“We are modeling a most likely outcome that there will be a modest stimulus package that will have beneficial effects in 2021’s first quarter,” Anderson said. “The absence of any stimulus will likely lead to a slower recovery.”
Other key points from the forecast:
— Consumer spending may recover, but it will be geared toward purchasing goods and not services.
— Housing construction should continue to expand, but businesses will shy away from investments in new facilities.
— Short-term and longer-term interest rates will remain low in 2021 and well below historical averages.
— Corporate earnings among companies in the S&P 500 are expected to rebound strongly from 2020 levels.
— The world economy is expected to shrink by 4.4 percent in 2020 before expanding by 5.2 percent next year. But any resurgence of COVID-19 infections and tightened government restrictions can threaten to drag the world into a global recession.
— China will be the only major economy with positive growth in 2020. The Chinese economy will expand by 2 percent by the end of the year, thanks to a robust recovery that hasn’t been hampered by a strong resurgence of the virus. The growth will further strengthen in 2021 to a rate greater than 8 percent.
Federal officials reported in late October that the U.S. economy grew at a sizzling 33.1% annual rate in the July-September quarter—by far the largest quarterly gain on record—rebounding from an epic plunge in the spring.
Yet the recovery from the deepest recession since the Great Depression of the 1930s remains far from complete. The Commerce Department’s estimate in late October of third-quarter growth regained only about two-thirds of the output that was lost early this year when the economy essentially froze as safety orders forced restaurants, bars and many retailers to shut down.
The economy is now weakening again and facing renewed threats. Government stimulus has run out. With no further federal aid in sight this year, Goldman Sachs has slashed its growth forecast for the current fourth quarter to a 3% annual rate from 6%.

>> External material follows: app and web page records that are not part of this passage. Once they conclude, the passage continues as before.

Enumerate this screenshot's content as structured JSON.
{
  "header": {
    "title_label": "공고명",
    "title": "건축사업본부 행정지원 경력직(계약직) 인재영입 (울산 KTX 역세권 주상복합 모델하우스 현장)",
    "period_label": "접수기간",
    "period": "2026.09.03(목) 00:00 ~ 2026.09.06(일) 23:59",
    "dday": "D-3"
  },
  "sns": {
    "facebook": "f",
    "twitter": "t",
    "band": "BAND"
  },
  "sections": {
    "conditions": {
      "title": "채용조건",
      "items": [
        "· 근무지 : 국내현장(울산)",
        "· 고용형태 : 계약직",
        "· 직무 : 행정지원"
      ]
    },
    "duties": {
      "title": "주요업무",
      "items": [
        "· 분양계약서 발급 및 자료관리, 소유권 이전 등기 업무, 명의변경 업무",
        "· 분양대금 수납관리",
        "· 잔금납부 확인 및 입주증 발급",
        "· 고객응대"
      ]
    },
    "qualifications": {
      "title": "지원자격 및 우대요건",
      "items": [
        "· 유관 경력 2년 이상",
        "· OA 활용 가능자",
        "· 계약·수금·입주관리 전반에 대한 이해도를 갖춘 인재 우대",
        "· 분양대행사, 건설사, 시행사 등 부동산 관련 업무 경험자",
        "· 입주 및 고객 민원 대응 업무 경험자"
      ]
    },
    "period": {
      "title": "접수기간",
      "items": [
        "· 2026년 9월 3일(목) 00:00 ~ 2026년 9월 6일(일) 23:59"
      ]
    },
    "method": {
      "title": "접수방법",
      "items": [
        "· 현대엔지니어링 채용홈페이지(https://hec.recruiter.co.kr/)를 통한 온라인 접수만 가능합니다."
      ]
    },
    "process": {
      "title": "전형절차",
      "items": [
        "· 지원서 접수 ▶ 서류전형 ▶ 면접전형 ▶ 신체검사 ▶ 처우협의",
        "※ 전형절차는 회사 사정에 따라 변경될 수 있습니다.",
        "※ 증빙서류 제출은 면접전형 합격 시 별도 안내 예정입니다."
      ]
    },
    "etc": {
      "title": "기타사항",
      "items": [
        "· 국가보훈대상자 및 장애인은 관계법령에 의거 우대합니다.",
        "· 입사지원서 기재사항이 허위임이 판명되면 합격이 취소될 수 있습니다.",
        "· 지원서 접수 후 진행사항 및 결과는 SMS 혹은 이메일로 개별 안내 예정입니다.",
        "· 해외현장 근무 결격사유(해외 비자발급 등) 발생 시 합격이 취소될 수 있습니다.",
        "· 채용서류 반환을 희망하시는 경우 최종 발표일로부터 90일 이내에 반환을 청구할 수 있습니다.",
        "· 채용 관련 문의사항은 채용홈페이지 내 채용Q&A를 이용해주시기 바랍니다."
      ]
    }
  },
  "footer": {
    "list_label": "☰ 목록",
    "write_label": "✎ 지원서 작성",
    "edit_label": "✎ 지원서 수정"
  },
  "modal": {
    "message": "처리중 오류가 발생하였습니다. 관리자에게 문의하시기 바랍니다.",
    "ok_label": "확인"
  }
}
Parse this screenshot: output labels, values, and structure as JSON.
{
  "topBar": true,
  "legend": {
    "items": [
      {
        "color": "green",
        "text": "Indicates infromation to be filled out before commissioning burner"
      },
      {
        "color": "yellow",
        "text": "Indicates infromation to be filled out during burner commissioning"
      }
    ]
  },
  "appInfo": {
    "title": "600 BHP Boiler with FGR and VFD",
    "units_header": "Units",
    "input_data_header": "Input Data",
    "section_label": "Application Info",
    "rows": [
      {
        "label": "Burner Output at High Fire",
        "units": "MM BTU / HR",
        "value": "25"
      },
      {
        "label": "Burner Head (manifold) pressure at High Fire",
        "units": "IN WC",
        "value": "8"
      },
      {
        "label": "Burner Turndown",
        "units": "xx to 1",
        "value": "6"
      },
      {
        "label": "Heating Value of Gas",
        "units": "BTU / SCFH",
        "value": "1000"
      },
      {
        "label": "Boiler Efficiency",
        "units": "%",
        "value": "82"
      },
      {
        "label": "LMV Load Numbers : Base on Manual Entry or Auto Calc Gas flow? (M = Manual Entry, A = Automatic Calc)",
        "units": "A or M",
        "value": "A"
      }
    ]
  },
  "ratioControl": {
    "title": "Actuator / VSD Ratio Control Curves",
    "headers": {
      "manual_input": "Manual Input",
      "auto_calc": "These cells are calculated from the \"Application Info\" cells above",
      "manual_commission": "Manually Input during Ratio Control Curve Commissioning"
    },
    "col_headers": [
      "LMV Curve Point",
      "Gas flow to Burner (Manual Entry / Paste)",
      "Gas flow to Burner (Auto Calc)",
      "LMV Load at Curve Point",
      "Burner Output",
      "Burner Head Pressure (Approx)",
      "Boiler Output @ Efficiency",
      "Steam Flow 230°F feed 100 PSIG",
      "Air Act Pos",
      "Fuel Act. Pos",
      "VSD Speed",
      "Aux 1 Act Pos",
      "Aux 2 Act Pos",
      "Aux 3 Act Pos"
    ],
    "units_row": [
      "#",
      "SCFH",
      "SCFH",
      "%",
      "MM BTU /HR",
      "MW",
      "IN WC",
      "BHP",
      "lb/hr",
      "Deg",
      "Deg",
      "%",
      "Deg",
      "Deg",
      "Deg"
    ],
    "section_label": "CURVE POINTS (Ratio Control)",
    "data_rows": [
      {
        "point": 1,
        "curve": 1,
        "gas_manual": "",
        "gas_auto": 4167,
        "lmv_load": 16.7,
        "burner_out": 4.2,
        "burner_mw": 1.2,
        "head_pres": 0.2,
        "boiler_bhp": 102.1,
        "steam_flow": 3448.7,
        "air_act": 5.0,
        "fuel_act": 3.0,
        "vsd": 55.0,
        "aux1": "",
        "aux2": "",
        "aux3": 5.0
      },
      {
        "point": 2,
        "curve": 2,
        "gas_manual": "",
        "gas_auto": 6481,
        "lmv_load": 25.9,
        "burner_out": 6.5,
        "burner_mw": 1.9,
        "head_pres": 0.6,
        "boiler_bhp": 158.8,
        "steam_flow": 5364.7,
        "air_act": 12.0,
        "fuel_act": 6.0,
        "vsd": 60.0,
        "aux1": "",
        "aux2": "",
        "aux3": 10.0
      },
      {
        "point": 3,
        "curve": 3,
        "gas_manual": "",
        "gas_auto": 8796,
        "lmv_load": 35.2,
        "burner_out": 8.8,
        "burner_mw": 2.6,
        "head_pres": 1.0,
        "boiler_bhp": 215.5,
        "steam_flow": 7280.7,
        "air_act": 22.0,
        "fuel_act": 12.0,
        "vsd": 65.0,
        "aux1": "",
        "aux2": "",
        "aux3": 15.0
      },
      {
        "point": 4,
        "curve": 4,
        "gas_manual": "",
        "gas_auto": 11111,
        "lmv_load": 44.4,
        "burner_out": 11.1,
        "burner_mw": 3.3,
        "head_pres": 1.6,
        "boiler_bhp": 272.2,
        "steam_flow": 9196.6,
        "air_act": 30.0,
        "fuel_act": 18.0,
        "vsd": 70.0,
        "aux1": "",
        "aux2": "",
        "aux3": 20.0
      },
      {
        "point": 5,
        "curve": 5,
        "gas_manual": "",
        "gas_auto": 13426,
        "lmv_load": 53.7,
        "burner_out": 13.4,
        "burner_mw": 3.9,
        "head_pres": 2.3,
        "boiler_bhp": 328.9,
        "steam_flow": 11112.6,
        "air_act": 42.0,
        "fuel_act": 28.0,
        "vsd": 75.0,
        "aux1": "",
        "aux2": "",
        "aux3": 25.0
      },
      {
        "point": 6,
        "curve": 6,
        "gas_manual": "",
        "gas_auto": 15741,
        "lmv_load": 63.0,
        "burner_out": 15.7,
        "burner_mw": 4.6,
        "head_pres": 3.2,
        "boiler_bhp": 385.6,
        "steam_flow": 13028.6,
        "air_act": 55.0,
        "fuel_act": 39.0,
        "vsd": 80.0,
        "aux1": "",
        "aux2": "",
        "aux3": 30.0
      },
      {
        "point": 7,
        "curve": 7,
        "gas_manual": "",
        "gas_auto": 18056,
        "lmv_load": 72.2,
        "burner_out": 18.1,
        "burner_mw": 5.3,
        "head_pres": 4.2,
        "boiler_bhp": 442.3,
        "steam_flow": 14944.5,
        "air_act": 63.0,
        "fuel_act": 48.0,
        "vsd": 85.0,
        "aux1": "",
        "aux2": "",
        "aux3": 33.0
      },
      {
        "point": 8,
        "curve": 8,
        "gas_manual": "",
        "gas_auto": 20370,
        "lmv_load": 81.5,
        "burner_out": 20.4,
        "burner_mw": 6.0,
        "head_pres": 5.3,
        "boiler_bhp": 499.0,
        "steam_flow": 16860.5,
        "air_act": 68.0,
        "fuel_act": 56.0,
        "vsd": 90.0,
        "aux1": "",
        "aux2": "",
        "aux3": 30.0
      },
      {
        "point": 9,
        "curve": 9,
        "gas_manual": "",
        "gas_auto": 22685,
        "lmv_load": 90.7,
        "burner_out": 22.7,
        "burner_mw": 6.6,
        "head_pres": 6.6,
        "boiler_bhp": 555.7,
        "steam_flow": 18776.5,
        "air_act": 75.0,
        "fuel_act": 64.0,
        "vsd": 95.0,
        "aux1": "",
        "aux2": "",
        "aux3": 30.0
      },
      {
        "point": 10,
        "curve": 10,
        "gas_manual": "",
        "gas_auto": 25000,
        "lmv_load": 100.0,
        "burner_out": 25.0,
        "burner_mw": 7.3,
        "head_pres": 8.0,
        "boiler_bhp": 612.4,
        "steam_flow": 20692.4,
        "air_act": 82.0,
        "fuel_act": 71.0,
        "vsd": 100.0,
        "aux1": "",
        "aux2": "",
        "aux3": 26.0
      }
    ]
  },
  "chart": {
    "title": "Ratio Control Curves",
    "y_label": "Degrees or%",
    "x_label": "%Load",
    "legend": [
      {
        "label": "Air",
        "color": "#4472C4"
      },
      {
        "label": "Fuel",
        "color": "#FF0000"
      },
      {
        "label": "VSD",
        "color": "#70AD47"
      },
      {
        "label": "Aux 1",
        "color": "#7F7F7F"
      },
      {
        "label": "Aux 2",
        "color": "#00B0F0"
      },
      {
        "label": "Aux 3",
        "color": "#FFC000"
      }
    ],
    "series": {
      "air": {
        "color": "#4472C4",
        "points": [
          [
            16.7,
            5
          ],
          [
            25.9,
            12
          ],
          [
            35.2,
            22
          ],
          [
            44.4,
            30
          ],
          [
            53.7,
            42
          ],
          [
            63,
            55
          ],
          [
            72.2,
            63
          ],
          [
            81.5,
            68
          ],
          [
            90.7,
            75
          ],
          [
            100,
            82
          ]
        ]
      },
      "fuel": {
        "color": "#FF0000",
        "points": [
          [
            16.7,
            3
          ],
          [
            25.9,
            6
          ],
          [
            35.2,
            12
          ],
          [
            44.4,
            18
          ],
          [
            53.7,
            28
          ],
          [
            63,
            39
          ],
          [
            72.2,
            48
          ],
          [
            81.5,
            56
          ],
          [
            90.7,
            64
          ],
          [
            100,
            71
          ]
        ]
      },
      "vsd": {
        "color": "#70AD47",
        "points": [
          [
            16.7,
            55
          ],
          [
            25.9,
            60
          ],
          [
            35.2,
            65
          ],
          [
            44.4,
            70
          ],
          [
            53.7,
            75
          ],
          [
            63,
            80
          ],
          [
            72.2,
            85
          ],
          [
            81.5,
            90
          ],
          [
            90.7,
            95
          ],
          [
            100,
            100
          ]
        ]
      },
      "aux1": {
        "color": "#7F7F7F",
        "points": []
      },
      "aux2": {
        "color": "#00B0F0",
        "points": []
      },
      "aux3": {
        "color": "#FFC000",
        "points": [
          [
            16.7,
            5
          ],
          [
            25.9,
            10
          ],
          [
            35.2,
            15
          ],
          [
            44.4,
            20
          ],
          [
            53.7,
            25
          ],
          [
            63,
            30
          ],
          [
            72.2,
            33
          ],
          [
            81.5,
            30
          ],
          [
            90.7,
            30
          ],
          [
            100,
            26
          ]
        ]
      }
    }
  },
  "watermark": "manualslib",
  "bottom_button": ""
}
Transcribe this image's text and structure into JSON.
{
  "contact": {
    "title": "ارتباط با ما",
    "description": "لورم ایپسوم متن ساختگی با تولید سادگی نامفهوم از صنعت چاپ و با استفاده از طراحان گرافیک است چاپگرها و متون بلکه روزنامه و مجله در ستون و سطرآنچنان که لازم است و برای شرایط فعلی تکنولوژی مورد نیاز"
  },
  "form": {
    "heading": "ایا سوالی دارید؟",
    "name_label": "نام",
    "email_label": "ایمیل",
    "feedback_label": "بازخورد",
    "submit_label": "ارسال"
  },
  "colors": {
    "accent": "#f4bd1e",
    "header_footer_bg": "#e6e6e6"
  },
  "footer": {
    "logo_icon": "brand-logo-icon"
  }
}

Though the national unemployment rate, at 7.9%, is down significantly from 14.7% at the start of the pandemic recession, it is still historically high. The economy is still roughly 10.7 million jobs short of recovering all the 22 million jobs that were lost to the pandemic.